Using Go contexts as “magical value vaults” can be hard to understand. This article is written to quickly introduce a way to easily grasp it.

(This blog article was rewritten from a previous chat message.)

Given this piece of Go code that uses the chi router library:

r.Group(func(r *chi.Router) {
    r.Route("/super-secret-thing", func(r *chi.Router) {
        r.Get("/", secretthing.Server(database))

It might be more helpful to imagine this as making a value available to a scope containing all routes inside it:

middleware -----------------\
| + /super-secret-thing     |
|   + /super-secret-thing/  |

We can implement our auth package like so:

package auth

// Imports omitted for brevity.

// Middleware constructs an authentication middleware. All routes beneath it must have 
// the right authentication cookie to continue; otherwise, the user is redirected to
// /login.
func Middleware(database *sqlx.DB) func(http.Request) http.Request {
    return func(next http.Request) http.Request {
        return http.HandlerFunc(func(w http.ResponseWriter, r *http.Request) {
            account := doAuth(r)
            if account == nil {
                http.Redirect(w, r, "/login", http.StatusSeeOther)

            // Inject the user account information.
            ctx := context.WithValue(r.Context(), accountKey, account)
            next.ServeHTTP(w, r.WithContext(ctx))

// Account returns the account information from the given context.

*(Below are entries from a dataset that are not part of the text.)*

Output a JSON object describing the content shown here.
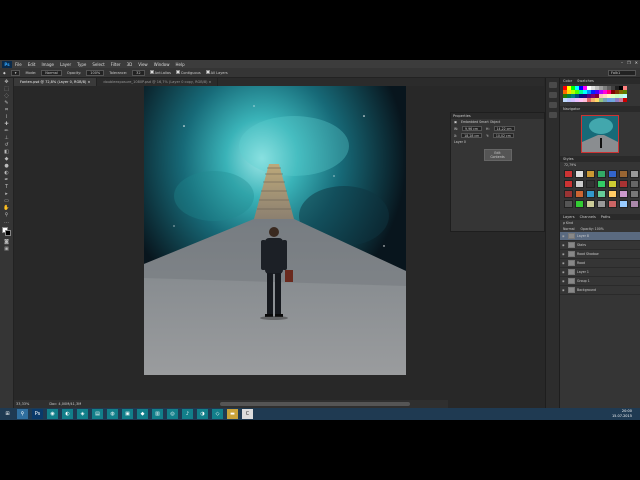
{
  "menubar": {
    "app_logo": "Ps",
    "items": [
      "File",
      "Edit",
      "Image",
      "Layer",
      "Type",
      "Select",
      "Filter",
      "3D",
      "View",
      "Window",
      "Help"
    ],
    "window_controls": [
      "–",
      "❐",
      "✕"
    ]
  },
  "options": {
    "mode_label": "Mode:",
    "mode_value": "Normal",
    "opacity_label": "Opacity:",
    "opacity_value": "100%",
    "tolerance_label": "Tolerance:",
    "tolerance_value": "32",
    "antialias": "Anti-alias",
    "contiguous": "Contiguous",
    "all_layers": "All Layers",
    "search_value": "Folk1"
  },
  "tabs": [
    {
      "label": "Fonten.psd @ 72,8% (Layer 0, RGB/8) ×"
    },
    {
      "label": "doubleexposure_1080P.psd @ 16,7% (Layer 0 copy, RGB/8) ×"
    }
  ],
  "status": {
    "zoom": "33,33%",
    "doc": "Doc: 4,00M/41,3M"
  },
  "properties": {
    "title": "Properties",
    "subtitle": "Embedded Smart Object",
    "w_label": "W:",
    "w_value": "9,96 cm",
    "h_label": "H:",
    "h_value": "14,22 cm",
    "x_label": "X:",
    "x_value": "18,28 cm",
    "y_label": "Y:",
    "y_value": "10,02 cm",
    "layer_label": "Layer 0",
    "button": "Edit Contents"
  },
  "panels": {
    "color_tabs": [
      "Color",
      "Swatches"
    ],
    "navigator_title": "Navigator",
    "styles_title": "Styles",
    "styles_zoom": "72,79%",
    "layers_tabs": [
      "Layers",
      "Channels",
      "Paths"
    ],
    "layers_kind": "ρ Kind",
    "layers_blend": "Normal",
    "layers_opacity": "Opacity: 100%",
    "layers": [
      {
        "name": "Layer 8",
        "selected": true
      },
      {
        "name": "Stairs",
        "selected": false
      },
      {
        "name": "Road Shadow",
        "selected": false
      },
      {
        "name": "Road",
        "selected": false
      },
      {
        "name": "Layer 1",
        "selected": false
      },
      {
        "name": "Group 1",
        "selected": false
      },
      {
        "name": "Background",
        "selected": false
      }
    ]
  },
  "clock": {
    "time": "20:00",
    "date": "15.07.2015"
  },
  "colors": {
    "swatches": [
      "#ff0000",
      "#ffff00",
      "#00ff00",
      "#00ffff",
      "#0000ff",
      "#ff00ff",
      "#ffffff",
      "#e0e0e0",
      "#c0c0c0",
      "#a0a0a0",
      "#808080",
      "#606060",
      "#404040",
      "#202020",
      "#000000",
      "#ff8080",
      "#ff6a00",
      "#ffd800",
      "#b6ff00",
      "#4cff00",
      "#00ff90",
      "#00ffff",
      "#0094ff",
      "#0026ff",
      "#4800ff",
      "#b200ff",
      "#ff00dc",
      "#ff006e",
      "#7f0000",
      "#7f3300",
      "#7f6a00",
      "#5b7f00",
      "#267f00",
      "#007f46",
      "#007f7f",
      "#004a7f",
      "#00137f",
      "#21007f",
      "#57007f",
      "#7f006e",
      "#7f0037",
      "#ffbfbf",
      "#ffd8bf",
      "#fff4bf",
      "#e5ffbf",
      "#c9ffbf",
      "#bfffd8",
      "#bfffff",
      "#bfdcff",
      "#bfc7ff",
      "#d1bfff",
      "#ecbfff",
      "#ffbff4",
      "#ffbfd8",
      "#e06666",
      "#f6b26b",
      "#ffd966",
      "#93c47d",
      "#76a5af",
      "#6d9eeb",
      "#6fa8dc",
      "#8e7cc3",
      "#c27ba0",
      "#cc0000"
    ],
    "styles": [
      "#c33",
      "#ddd",
      "#c93",
      "#3a6",
      "#36c",
      "#963",
      "#999",
      "#c33",
      "#ccc",
      "#333",
      "#3c6",
      "#cc3",
      "#a33",
      "#666",
      "#933",
      "#c63",
      "#39c",
      "#6c9",
      "#fc6",
      "#c9c",
      "#777",
      "#555",
      "#3c3",
      "#cc9",
      "#999",
      "#c66",
      "#9cf",
      "#a8a"
    ]
  }
}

The context must be
// obtained from a route within the middleware scope.
func Account(ctx context.Context) *Account {
    return context.Value(accountKey).(*Account)

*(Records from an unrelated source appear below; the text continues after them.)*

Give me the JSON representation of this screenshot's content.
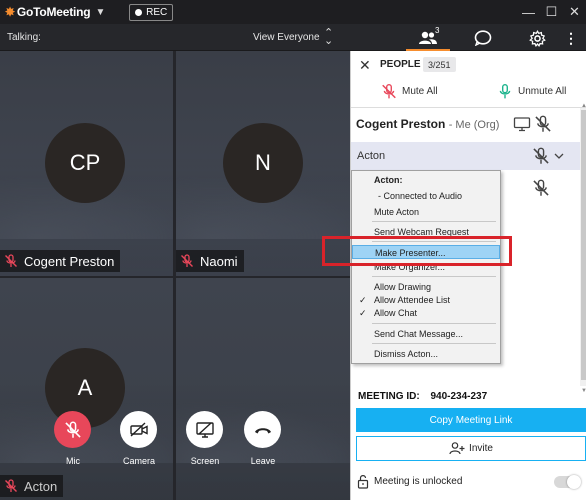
{
  "app": {
    "title": "GoToMeeting",
    "rec_label": "REC"
  },
  "toolbar": {
    "talking_label": "Talking:",
    "view_label": "View Everyone",
    "people_count": "3"
  },
  "tiles": [
    {
      "initials": "CP",
      "name": "Cogent Preston"
    },
    {
      "initials": "N",
      "name": "Naomi"
    },
    {
      "initials": "A",
      "name": "Acton"
    }
  ],
  "controls": [
    {
      "label": "Mic",
      "icon": "mic-muted-icon"
    },
    {
      "label": "Camera",
      "icon": "camera-off-icon"
    },
    {
      "label": "Screen",
      "icon": "screen-off-icon"
    },
    {
      "label": "Leave",
      "icon": "phone-hangup-icon"
    }
  ],
  "panel": {
    "title": "PEOPLE",
    "count": "3/251",
    "mute_all": "Mute All",
    "unmute_all": "Unmute All",
    "self_name": "Cogent Preston",
    "self_suffix": "- Me (Org)",
    "selected_name": "Acton",
    "meeting_id_label": "MEETING ID:",
    "meeting_id": "940-234-237",
    "copy_link": "Copy Meeting Link",
    "invite": "Invite",
    "lock_status": "Meeting is unlocked"
  },
  "context_menu": {
    "header": "Acton:",
    "status": "- Connected to Audio",
    "items": [
      "Mute Acton",
      "Send Webcam Request",
      "Make Presenter...",
      "Make Organizer...",
      "Allow Drawing",
      "Allow Attendee List",
      "Allow Chat",
      "Send Chat Message...",
      "Dismiss Acton..."
    ],
    "highlighted": "Make Presenter...",
    "checked": [
      "Allow Attendee List",
      "Allow Chat"
    ]
  },
  "colors": {
    "accent_orange": "#f68d2e",
    "muted_red": "#e8475a",
    "link_blue": "#17b0f2",
    "highlight_box": "#d9232a"
  }
}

Notice that the auth.Middleware middleware injects a context value into the request that it passes down to the handler beneath it. This is what creates the virtual scope.

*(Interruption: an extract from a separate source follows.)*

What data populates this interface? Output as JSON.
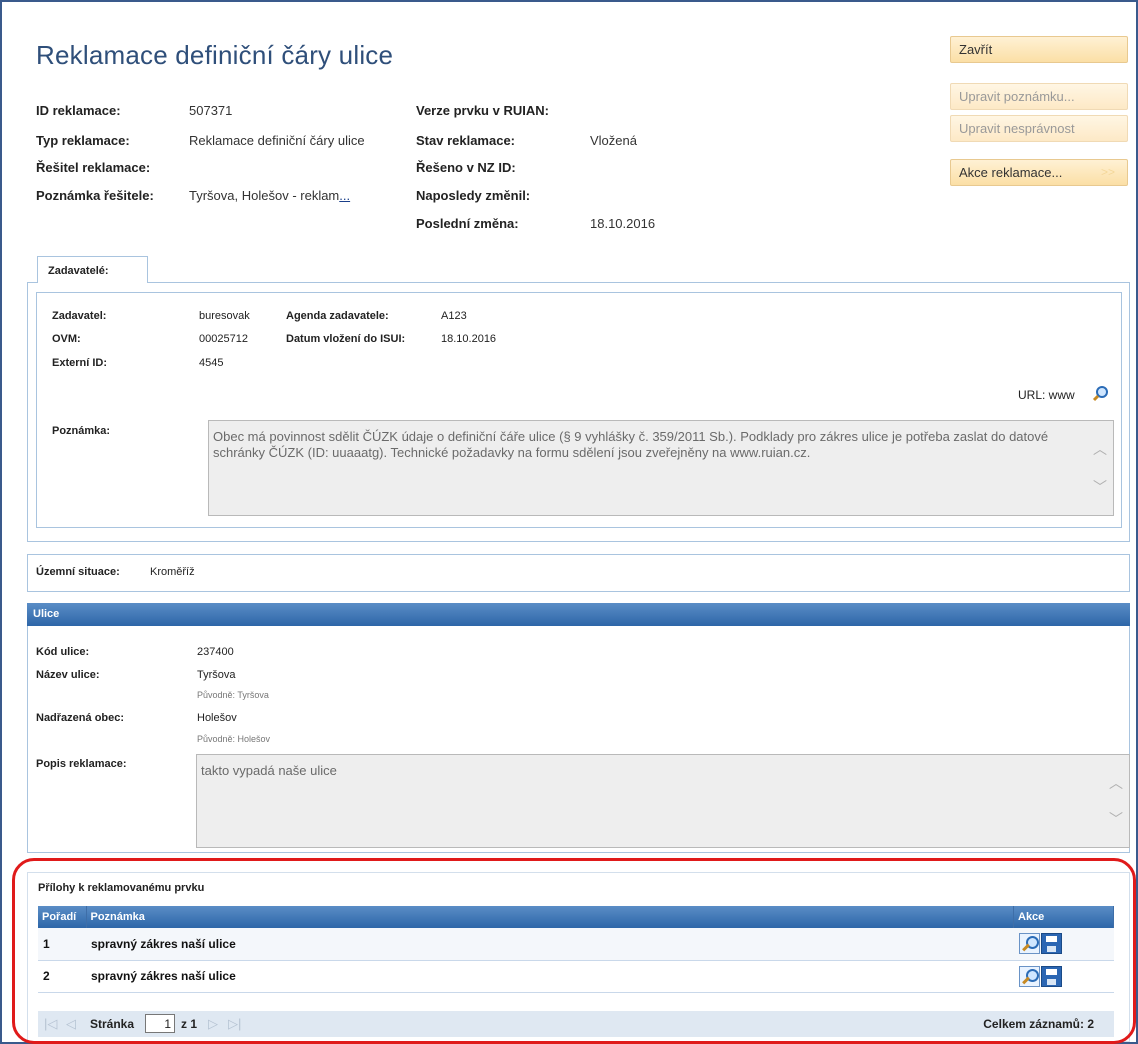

All handlers beneath that scope can simply pull out the account information seemingly out of nowhere:

package secretthing

import ""

// Server creates a new secret thing server using the given database instance.
func Server(database *sqlx.DB) http.Handler {
    return http.HandlerFunc(func(w http.ResponseWriter, r *http.Request) {
        account := auth.Account(r.Context())
        io.WriteString(w, "Hello, " + account.Username)

While this may seem very convenient, always keep in mind that having too many context scopes will eventually be very confusing: the scope is only declared in the route declaration, but the handler, which sits elsewhere, is the one consuming the context. If the user forgets to inject the middleware into the scope, the handler will explode.

Because of this, use of context for this purpose should be kept to a minimum.